The next phase of a high-stakes inquiry into whether Boris Johnson misled parliament over Partygate faces being delayed as a result of government failures to provide crucial evidence to MPs, sources have told the Guardian.
Despite a range of documents – including the former prime minister’s diaries, event email invites, No 10 entry logs, briefing papers and WhatsApp messages – being requested more than three months ago, some have not been handed over yet.
No 10 and the Cabinet Office have been blamed for the delay and MPs on the privileges committee are still waiting to sift through all the evidence before beginning their oral evidence sessions.
Johnson is expected to be called to give evidence and the committee initially hoped to summon its first witnesses as early as the end of October.
Nevertheless, the timetable has slipped, sources said. They claimed that while there were still plans for oral evidence sessions to be held “before the end of autumn”, work had progressed slower than expected.
After some difficulty finding a Conservative MP to fill a vacancy on the committee, Charles Walker was installed on it last month. But delays in receiving vital documents from the government are said to have further hindered the process.
A source said it was “impossible to carry out” interviews before all the evidence had been received, so it could be scrutinised and follow-up questions prepared to ask witnesses. Another said the government was being “fucking difficult”.
While some information has been provided to the committee, it is believed to have been redacted to such an extent that crucial details are missing and repeated attempts to extract more details have so far proved fruitless.
Concerns have been raised that the government could be in contempt of parliament by not satisfying the committee’s request.
The initial request for evidence was made to Johnson and the cabinet secretary, Simon Case. It included the Covid status of No 10 staff, deleted documents and number of civil servants disciplined over Partygate.

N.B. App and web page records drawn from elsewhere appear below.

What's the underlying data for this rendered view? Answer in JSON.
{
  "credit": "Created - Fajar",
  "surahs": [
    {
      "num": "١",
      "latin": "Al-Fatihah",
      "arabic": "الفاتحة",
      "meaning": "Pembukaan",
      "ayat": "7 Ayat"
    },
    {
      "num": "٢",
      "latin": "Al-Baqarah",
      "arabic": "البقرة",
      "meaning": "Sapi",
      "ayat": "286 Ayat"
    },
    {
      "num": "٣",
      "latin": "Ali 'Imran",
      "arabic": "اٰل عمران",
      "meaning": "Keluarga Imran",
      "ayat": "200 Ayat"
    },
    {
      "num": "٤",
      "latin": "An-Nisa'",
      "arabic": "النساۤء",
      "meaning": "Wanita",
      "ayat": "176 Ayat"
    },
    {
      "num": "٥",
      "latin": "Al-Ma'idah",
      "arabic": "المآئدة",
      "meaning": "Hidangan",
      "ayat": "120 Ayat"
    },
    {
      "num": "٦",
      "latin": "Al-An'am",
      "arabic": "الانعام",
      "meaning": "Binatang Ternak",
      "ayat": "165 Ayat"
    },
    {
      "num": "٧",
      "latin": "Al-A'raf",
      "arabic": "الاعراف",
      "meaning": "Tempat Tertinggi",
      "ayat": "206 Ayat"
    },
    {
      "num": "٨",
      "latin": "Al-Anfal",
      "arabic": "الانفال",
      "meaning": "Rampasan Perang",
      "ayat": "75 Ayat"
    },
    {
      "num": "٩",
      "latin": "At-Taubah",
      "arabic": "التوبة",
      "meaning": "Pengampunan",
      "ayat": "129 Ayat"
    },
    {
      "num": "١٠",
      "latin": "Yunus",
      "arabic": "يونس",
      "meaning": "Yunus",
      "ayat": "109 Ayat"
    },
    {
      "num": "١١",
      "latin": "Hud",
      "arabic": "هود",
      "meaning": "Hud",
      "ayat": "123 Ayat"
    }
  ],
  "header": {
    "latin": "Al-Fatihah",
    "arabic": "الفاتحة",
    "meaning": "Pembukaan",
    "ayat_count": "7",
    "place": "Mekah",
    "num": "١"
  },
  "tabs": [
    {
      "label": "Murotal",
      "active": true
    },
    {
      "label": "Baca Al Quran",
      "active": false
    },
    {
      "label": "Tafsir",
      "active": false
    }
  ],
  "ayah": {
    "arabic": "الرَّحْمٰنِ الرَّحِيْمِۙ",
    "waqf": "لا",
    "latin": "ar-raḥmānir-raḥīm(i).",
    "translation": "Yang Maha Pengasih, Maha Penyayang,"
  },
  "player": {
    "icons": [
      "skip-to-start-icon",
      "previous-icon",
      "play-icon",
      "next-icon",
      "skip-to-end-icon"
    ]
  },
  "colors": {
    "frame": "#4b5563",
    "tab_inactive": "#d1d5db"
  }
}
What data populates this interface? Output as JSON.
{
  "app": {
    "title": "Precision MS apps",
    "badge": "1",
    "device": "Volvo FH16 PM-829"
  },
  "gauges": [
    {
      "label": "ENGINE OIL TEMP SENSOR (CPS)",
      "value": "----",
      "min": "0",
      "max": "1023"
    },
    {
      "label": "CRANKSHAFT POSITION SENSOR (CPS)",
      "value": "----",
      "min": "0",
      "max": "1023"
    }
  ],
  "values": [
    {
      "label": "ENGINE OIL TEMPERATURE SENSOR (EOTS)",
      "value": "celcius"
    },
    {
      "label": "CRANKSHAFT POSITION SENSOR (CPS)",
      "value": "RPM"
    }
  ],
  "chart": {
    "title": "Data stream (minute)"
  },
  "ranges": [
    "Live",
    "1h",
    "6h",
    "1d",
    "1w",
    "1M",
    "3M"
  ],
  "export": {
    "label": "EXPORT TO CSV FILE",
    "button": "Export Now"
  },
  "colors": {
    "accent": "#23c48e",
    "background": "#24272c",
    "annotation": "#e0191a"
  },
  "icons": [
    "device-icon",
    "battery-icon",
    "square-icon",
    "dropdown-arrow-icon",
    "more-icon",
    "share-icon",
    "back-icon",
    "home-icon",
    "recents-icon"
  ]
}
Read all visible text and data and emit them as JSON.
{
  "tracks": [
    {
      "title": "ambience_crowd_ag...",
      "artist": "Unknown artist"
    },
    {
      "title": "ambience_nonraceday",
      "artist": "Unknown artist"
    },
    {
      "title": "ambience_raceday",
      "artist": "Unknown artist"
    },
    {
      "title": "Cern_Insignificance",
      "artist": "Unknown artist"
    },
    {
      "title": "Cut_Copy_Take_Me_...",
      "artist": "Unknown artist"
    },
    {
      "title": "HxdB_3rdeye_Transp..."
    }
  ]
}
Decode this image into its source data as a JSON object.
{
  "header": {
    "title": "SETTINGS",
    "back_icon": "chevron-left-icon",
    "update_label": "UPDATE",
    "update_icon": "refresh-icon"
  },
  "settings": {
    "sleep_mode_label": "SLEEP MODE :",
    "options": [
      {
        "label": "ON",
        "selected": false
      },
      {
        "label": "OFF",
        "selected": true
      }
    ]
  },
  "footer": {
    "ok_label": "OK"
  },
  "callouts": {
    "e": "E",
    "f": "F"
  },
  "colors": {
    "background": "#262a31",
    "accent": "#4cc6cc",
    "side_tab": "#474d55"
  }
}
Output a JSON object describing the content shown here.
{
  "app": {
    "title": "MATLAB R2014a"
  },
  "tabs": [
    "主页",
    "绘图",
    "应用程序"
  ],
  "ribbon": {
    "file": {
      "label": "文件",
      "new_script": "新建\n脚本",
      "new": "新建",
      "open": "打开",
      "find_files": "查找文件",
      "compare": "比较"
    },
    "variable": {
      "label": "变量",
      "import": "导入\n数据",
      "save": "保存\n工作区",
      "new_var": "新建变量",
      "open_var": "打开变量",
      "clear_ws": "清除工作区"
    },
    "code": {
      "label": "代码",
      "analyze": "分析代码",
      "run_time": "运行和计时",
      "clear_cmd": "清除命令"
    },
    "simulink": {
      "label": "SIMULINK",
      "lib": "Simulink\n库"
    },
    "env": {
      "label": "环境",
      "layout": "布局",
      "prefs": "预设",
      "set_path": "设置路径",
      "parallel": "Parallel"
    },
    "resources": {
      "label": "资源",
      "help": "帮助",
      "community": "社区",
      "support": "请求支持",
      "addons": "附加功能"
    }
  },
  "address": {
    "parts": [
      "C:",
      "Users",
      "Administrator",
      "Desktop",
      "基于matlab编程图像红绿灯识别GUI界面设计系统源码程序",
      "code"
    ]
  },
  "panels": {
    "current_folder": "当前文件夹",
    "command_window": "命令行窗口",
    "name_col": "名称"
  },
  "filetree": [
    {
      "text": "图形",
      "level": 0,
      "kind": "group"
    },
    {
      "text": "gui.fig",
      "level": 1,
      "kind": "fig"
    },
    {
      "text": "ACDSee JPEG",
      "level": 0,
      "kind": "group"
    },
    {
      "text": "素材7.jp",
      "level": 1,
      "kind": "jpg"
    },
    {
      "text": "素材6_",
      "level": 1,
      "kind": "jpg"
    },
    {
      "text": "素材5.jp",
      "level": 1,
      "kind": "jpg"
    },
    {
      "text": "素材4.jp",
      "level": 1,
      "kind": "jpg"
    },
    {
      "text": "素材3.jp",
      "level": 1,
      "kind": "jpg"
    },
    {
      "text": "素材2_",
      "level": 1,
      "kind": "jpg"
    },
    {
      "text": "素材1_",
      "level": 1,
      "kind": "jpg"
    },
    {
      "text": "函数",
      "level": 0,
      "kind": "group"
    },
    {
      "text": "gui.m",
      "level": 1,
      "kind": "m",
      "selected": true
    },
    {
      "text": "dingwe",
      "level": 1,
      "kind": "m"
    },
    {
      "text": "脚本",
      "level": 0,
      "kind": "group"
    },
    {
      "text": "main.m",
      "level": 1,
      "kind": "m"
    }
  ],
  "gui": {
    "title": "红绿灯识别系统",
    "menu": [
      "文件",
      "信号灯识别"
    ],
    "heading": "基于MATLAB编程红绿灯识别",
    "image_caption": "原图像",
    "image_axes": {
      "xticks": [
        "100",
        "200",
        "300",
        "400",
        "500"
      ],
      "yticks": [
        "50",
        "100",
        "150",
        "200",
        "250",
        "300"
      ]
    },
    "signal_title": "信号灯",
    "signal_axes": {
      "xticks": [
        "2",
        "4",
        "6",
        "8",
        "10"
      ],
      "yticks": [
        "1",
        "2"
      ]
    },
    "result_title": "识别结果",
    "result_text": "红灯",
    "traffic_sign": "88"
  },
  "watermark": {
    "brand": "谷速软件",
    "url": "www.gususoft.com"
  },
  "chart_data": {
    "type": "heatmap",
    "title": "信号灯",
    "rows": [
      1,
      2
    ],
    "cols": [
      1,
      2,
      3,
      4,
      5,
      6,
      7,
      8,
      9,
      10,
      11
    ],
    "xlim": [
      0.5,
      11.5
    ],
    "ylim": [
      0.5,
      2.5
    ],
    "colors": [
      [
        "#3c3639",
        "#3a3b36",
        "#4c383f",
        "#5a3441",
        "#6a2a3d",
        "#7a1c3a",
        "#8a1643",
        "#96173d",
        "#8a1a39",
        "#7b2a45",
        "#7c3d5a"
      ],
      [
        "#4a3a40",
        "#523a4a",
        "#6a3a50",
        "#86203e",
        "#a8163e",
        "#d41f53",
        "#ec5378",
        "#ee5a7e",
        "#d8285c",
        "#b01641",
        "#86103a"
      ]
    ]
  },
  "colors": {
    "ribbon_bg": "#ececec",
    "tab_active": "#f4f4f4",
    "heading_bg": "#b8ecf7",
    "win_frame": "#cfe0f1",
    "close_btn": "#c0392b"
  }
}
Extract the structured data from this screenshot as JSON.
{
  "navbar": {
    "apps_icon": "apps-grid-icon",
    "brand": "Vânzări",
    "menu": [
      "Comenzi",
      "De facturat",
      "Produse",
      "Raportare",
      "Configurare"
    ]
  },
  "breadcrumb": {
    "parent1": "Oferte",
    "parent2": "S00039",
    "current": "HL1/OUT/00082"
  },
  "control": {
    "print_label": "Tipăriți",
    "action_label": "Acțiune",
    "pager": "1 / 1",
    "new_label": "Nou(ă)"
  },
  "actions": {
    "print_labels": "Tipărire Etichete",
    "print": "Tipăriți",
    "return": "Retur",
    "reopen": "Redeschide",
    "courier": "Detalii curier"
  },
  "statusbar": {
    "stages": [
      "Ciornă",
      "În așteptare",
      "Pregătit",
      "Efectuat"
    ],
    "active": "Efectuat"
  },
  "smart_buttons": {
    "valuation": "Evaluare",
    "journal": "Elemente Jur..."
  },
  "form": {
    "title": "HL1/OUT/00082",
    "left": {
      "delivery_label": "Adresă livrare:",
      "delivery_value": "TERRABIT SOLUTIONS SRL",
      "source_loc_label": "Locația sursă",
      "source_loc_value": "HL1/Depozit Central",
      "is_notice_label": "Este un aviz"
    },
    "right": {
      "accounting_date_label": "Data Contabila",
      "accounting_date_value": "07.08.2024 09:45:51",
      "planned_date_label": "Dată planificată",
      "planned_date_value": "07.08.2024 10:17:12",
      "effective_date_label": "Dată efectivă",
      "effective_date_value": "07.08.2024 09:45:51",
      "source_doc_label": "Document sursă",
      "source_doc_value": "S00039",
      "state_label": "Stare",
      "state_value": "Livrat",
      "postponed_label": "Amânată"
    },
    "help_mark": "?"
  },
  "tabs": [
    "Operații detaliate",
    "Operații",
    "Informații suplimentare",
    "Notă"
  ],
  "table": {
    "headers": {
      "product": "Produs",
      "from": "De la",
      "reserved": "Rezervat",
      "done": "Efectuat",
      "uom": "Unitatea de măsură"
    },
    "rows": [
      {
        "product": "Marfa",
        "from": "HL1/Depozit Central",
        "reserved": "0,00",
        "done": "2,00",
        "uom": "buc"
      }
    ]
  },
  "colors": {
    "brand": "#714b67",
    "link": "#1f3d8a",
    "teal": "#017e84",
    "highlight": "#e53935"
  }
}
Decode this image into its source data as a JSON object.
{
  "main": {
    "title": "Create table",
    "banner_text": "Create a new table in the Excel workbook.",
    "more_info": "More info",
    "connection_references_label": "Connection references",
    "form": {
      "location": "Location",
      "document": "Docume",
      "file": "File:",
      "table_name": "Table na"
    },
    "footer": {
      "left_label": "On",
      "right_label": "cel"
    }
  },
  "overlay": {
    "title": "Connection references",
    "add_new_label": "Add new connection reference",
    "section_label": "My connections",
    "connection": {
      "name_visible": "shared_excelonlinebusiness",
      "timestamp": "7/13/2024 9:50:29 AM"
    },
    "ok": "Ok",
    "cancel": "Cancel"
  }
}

Documents were onlyrequested relating to specific events – including the infamous “bring your own booze” garden party to which 100 Downing Street staff were invited on 20 May 2020 during lockdown, and Johnson’s birthday celebration, for which he received a fine.
Government insiders said there was no set date when they were obliged to respond to ad hoc requests for information or documents from a select committee.
A document including details of the nearly £130,000 contract for legal advice disparaging the Partygate inquiry was also heavily redacted.
Information about the list of people authorised to instruct the legal firm that won the contract, Peters and Peters Solicitors LLP, were withheld in the newly published document.
Angela Rayner, Labour’s deputy leader and shadow Cabinet Office minister, said the government should “come clean about the taxpayers’ money wasted on contracting legal advice for Johnson’s law-breaking”.
She said despite the promise of the new prime minister, Rishi Sunak, to restore integrity to the government, the Conservatives were “still up to the same old dirty tricks of cover-up and distortion” and accused them of using public cash “with reckless abandon”.
A minister signalled the government would continue footing the bill to defend Johnson’s conduct. In a statement quietly slipped out responding to a written question, the then Cabinet Office minister, Chris Philp, said “former ministers may be supported with legal representation after they have left office when matters relate to their time” in government.
He argued that the Partygate inquiry “has potential implications for all future statements by ministers of the crown in current and future administrations” and added: “The government has a direct interest in these matters.”